“The Melbourne start-up scene has improved immensely in the past 18 months, particularly for tech start-ups,” says Andrew Birt, co-founder of Melbourne-based start-up incubator AngelCube.
“A lot of this maturity in Melbourne’s eco-system wouldn’t be possible without people like Guy King and Bevan Clark [RetailMeNot], Lorenzo Grollo [Grollo Foundation], Mark Harbottle [99designs], Tony Glenning [Starfish Ventures], Simon Baker [Future Capital], Adrian Stone [AngelCube], as well as others.”
“The more successful entrepreneurs who decide to reinvest, mentor and teach the next generation, the stronger chances Melbourne start-ups have in making it on the world stage.”
Birt says Melbourne’s start-up scene also benefits from the work being done at accelerators such as AngelCube.
“Accelerators shine a spotlight on what’s happening in a local start-up community and bring together a diverse group of mentors… We could do with another in Melbourne,” Birt says.
Amir Nisssen, founder of Student Entrepreneurs at Melbourne University, agrees the start-up scene in Melbourne has been “coming of age” in the last 12 to 18 months.
US cloud-based talent management software firm Cornerstone OnDemand has released its Recruiting Cloud product.
I’ve spent the last few weeks trying to recruit friends of mine to come work with me at my super early startup. In doing so I’ve had to educate a lot of my friends on what it’s like to be at a startup, and why you might want to join one. This blog post is a summary of all that advice. Oddly enough, I wrote a similar blog post my senior year of college while interning at Redfin. And since college I joined Cloudera before they were funded and left when the company closed its Series C, or third round of funding. The advice below mostly comes from my experiences at Redfin and Cloudera.
1) Responsibility, accountability, impact: at a startup it’s unavoidable to have lots of responsibility and accountability. There’s no doubt, too, that being at a startup will put you in a position to make a huge impact. If you do amazing work the entire company and all of its customers will benefit from it. And you’ll be loved for it. You’ll get notes from the CEO and other leaders complimenting you on how awesome your work is. On the flip side, if you make a big mistake, the whole company pays for it. But keep in mind that most startup cultures prefer agility and speed to cautiousness. It’s likely that your mistake won’t actually get you in trouble, as long as you were trying to do the right thing.
2) Risk: working at a startup is riskier.

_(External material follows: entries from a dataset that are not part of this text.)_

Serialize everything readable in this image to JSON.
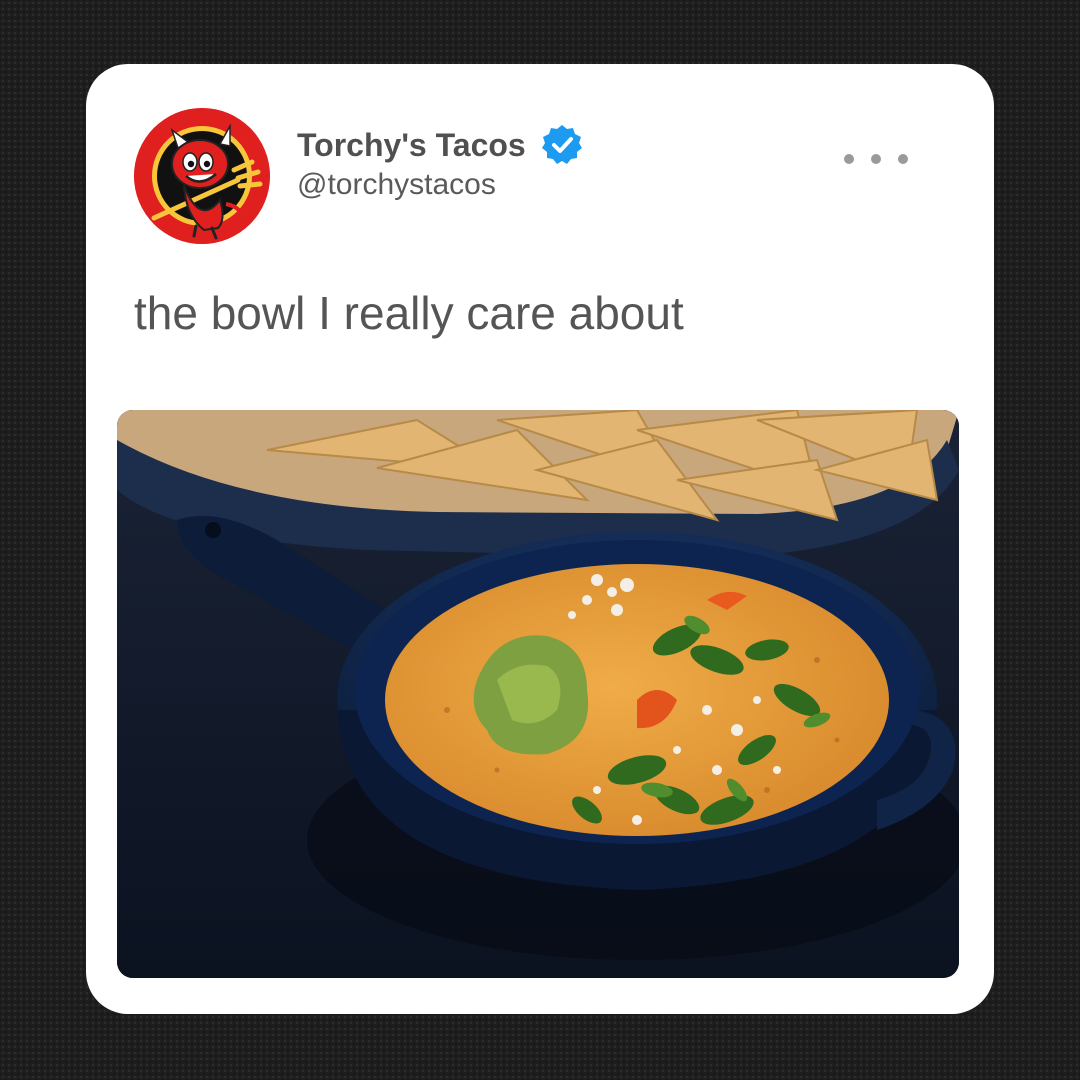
{
  "tweet": {
    "display_name": "Torchy's Tacos",
    "handle": "@torchystacos",
    "verified": true,
    "text": "the bowl I really care about",
    "more_icon": "more-horizontal-icon",
    "avatar_icon": "devil-mascot-logo",
    "media_subject": "queso-bowl-photo"
  },
  "colors": {
    "background": "#1e1e1e",
    "card": "#ffffff",
    "name": "#505050",
    "handle": "#5a5a5a",
    "verified_badge": "#1d9bf0",
    "avatar_red": "#e0201f",
    "queso": "#e59a3a",
    "bowl": "#0f2447"
  }
}
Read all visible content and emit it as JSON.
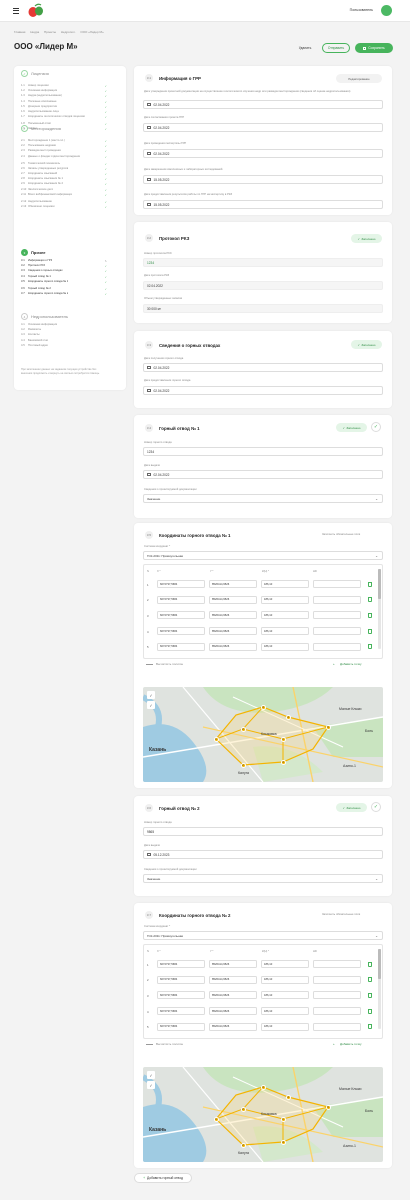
{
  "header": {
    "user": "Пользователь"
  },
  "breadcrumbs": [
    "Главная",
    "Недра",
    "Проекты",
    "Недропол.",
    "ООО «Лидер М»"
  ],
  "page": {
    "title": "ООО «Лидер М»",
    "delete": "Удалить",
    "send": "Отправить",
    "save": "Сохранить"
  },
  "sidebar": {
    "sections": [
      {
        "num": "✓",
        "title": "Лицензия",
        "items": [
          {
            "n": "1.1",
            "label": "Номер лицензии"
          },
          {
            "n": "1.2",
            "label": "Основная информация"
          },
          {
            "n": "1.3",
            "label": "Недра (недропользование)"
          },
          {
            "n": "1.4",
            "label": "Полезные ископаемые"
          },
          {
            "n": "1.5",
            "label": "Дочерние предприятия"
          },
          {
            "n": "1.6",
            "label": "Недропользование лица"
          },
          {
            "n": "1.7",
            "label": "Координаты геологических отводов лицензии"
          },
          {
            "n": "1.8",
            "label": "Письменный ответ"
          },
          {
            "n": "1.9",
            "label": "Заключ."
          }
        ]
      },
      {
        "num": "✓",
        "title": "Месторождения",
        "items": [
          {
            "n": "2.1",
            "label": "Месторождение 1 (место.пл.)"
          },
          {
            "n": "2.2",
            "label": "Пользование недрами"
          },
          {
            "n": "2.3",
            "label": "Разведка мест.проведения"
          },
          {
            "n": "2.4",
            "label": "Данные о фондах отдачи месторождения"
          },
          {
            "n": "2.5",
            "label": "Тематический показатель"
          },
          {
            "n": "2.6",
            "label": "Запасы утвержденных ресурсов"
          },
          {
            "n": "2.7",
            "label": "Координаты изысканий"
          },
          {
            "n": "2.8",
            "label": "Координаты изыскания № 1"
          },
          {
            "n": "2.9",
            "label": "Координаты изыскания № 2"
          },
          {
            "n": "2.10",
            "label": "Экологическое дело"
          },
          {
            "n": "2.11",
            "label": "Всего вебфинансовой информации"
          },
          {
            "n": "2.12",
            "label": "Недропользование"
          },
          {
            "n": "2.13",
            "label": "Обновлено лицензии"
          }
        ]
      },
      {
        "num": "3",
        "title": "Прочее",
        "items": [
          {
            "n": "3.1",
            "label": "Информация о ГРР"
          },
          {
            "n": "3.2",
            "label": "Протокол РКЗ"
          },
          {
            "n": "3.3",
            "label": "Сведения о горных отводах"
          },
          {
            "n": "3.4",
            "label": "Горный отвод № 1"
          },
          {
            "n": "3.5",
            "label": "Координаты горного отвода № 1"
          },
          {
            "n": "3.6",
            "label": "Горный отвод № 2"
          },
          {
            "n": "3.7",
            "label": "Координаты горного отвода № 2"
          }
        ]
      },
      {
        "num": "4",
        "title": "Недропользователь",
        "items": [
          {
            "n": "4.1",
            "label": "Основная информация"
          },
          {
            "n": "4.2",
            "label": "Реквизиты"
          },
          {
            "n": "4.3",
            "label": "Контакты"
          },
          {
            "n": "4.4",
            "label": "Банковский счет"
          },
          {
            "n": "4.5",
            "label": "Почтовый адрес"
          }
        ]
      }
    ],
    "note": "При заполнении данных на заданном текущем устройстве без внесения продолжить и вернуть на сколько потребуется помощь."
  },
  "grr": {
    "step": "3.1",
    "title": "Информация о ГРР",
    "badge": "Редактирование",
    "f1_label": "Дата утверждения проектной документации на осуществление геологического изучения недр или разведки месторождения (сведения об оценке недропользования)",
    "f1": "02.04.2022",
    "f2_label": "Дата согласования проекта ГРР",
    "f2": "02.04.2022",
    "f3_label": "Дата проведения экспертизы ГРР",
    "f3": "02.04.2022",
    "f4_label": "Дата завершения комплексных и лабораторных исследований",
    "f4": "15.05.2022",
    "f5_label": "Дата предоставления результатов работы по ГРР на экспертизу в РКЗ",
    "f5": "15.05.2022"
  },
  "rkz": {
    "step": "3.2",
    "title": "Протокол РКЗ",
    "badge": "Заполнено",
    "l1": "Номер протокола РКЗ",
    "v1": "1234",
    "l2": "Дата протокола РКЗ",
    "v2": "02.04.2022",
    "l3": "Объем утвержденных запасов",
    "v3": "30 000 м³"
  },
  "otv": {
    "step": "3.3",
    "title": "Сведения о горных отводах",
    "badge": "Заполнено",
    "l1": "Дата получения горного отвода",
    "v1": "02.04.2022",
    "l2": "Дата предоставления горного отвода",
    "v2": "02.04.2022"
  },
  "g1": {
    "step": "3.4",
    "title": "Горный отвод № 1",
    "badge": "Заполнено",
    "l1": "Номер горного отвода",
    "v1": "1234",
    "l2": "Дата выдачи",
    "v2": "02.04.2022",
    "l3": "Сведения о проектируемой документации",
    "v3": "Значение"
  },
  "c1": {
    "step": "3.5",
    "title": "Координаты горного отвода № 1",
    "badge": "Заполнить обязательные поля",
    "sys_label": "Система координат *",
    "sys": "ГСК-2011: Прямоугольная",
    "cols": [
      "N",
      "X *",
      "Y *",
      "Z(H) *",
      "H/h"
    ],
    "rows": [
      {
        "n": "1",
        "x": "6072737,5684",
        "y": "8526414,9526",
        "z": "186,10"
      },
      {
        "n": "2",
        "x": "6072737,5684",
        "y": "8526414,9526",
        "z": "186,10"
      },
      {
        "n": "3",
        "x": "6072737,5684",
        "y": "8526414,9526",
        "z": "186,10"
      },
      {
        "n": "4",
        "x": "6072737,5684",
        "y": "8526414,9526",
        "z": "186,10"
      },
      {
        "n": "5",
        "x": "6072737,5684",
        "y": "8526414,9526",
        "z": "186,10"
      }
    ],
    "import": "Вычислить полигон",
    "add": "Добавить точку"
  },
  "g2": {
    "step": "3.6",
    "title": "Горный отвод № 2",
    "badge": "Заполнено",
    "l1": "Номер горного отвода",
    "v1": "9865",
    "l2": "Дата выдачи",
    "v2": "05.12.2023",
    "l3": "Сведения о проектируемой документации",
    "v3": "Значение"
  },
  "c2": {
    "step": "3.7",
    "title": "Координаты горного отвода № 2",
    "badge": "Заполнить обязательные поля",
    "sys_label": "Система координат *",
    "sys": "ГСК-2011: Прямоугольная",
    "cols": [
      "N",
      "X *",
      "Y *",
      "Z(H) *",
      "H/h"
    ],
    "rows": [
      {
        "n": "1",
        "x": "6072737,5684",
        "y": "8526414,9526",
        "z": "186,10"
      },
      {
        "n": "2",
        "x": "6072737,5684",
        "y": "8526414,9526",
        "z": "186,10"
      },
      {
        "n": "3",
        "x": "6072737,5684",
        "y": "8526414,9526",
        "z": "186,10"
      },
      {
        "n": "4",
        "x": "6072737,5684",
        "y": "8526414,9526",
        "z": "186,10"
      },
      {
        "n": "5",
        "x": "6072737,5684",
        "y": "8526414,9526",
        "z": "186,10"
      }
    ],
    "import": "Вычислить полигон",
    "add": "Добавить точку"
  },
  "map": {
    "city": "Казань",
    "kaluga": "Калуга",
    "klykovka": "Клыковка",
    "m_kliki": "Малые Клыки",
    "azino": "Азино-1",
    "bolsh": "Боль"
  },
  "add_otvod": "Добавить горный отвод",
  "colors": {
    "accent": "#47b45c",
    "accent_dark": "#2e8c44"
  }
}
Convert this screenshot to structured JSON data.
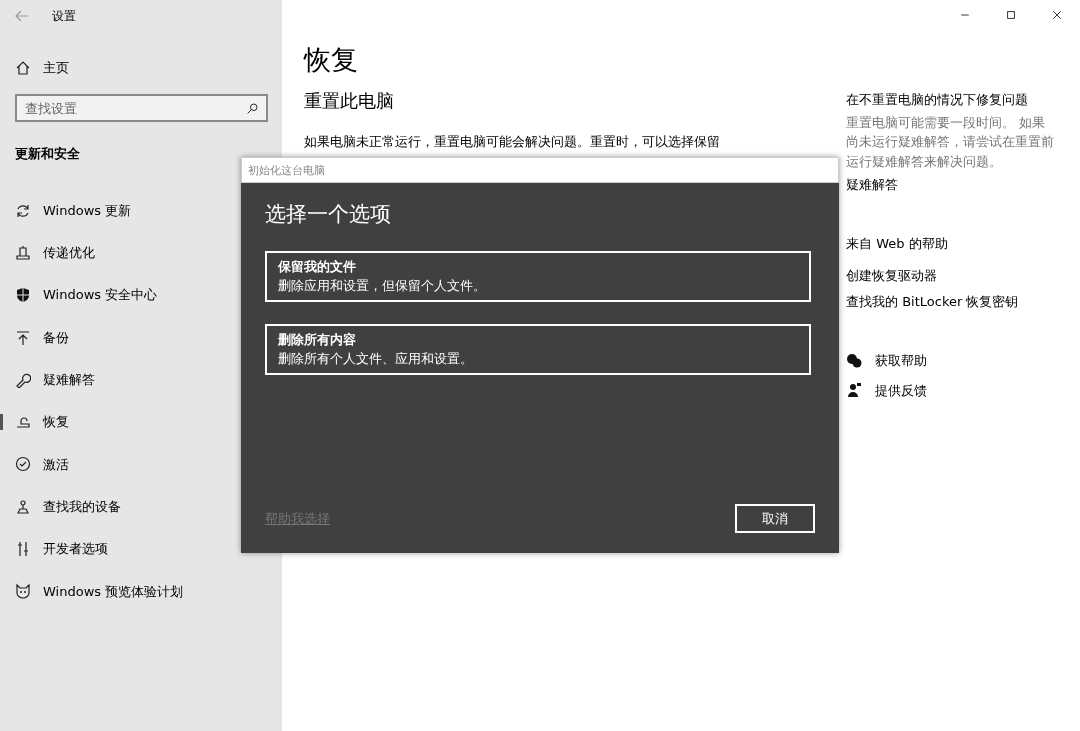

The startup likely isn’t profitable, and probably only has at most 12-18 months worth of money in the bank (this is called the startup’s runway). If the company does very well, the CEO will raise more money and extend the runway. You’ll still have a job and each round you’ll get a salary closer and closer to market rate (more about this later). If the startup doesn’t do well, you’ll be out of a job when the startup runs out of money. But you’ll be forewarned if the CEO is transparent — most of them are in earlier stages. A startup is risky because you’re building something from nothing. You’re doing something ridiculously hard because you believe in it and want nothing more than to see it succeed. You’re not failing even when all the odds are against you. You’re the underdog in many ways.
And by the way, if you’re a good engineer you’ll have zero issue finding another job. Zero. Every company in software, big and small, needs more good people. This trend won’t change for a long, long time, either.
Thomas Edison once said that “genius” is 1% inspiration and 99% perspiration. In the world of technology startups, that 99% involves a heck of a lot of coding and wireframing. If you’ve got an idea for a startup, that’s great — but odds are that an idea is all you have. (Well, maybe you have passion and some savings, too.) But you’ll need more than that to bring your idea to life — you’ll need a developer who can transform your vision into an elegant app or website.
If you’re just foraying into the land of entrepreneurship, you may wonder where the to even start looking for such a person. And even if you do find a developer, how will you know the extent of his talent and whether he’s a good fit for you?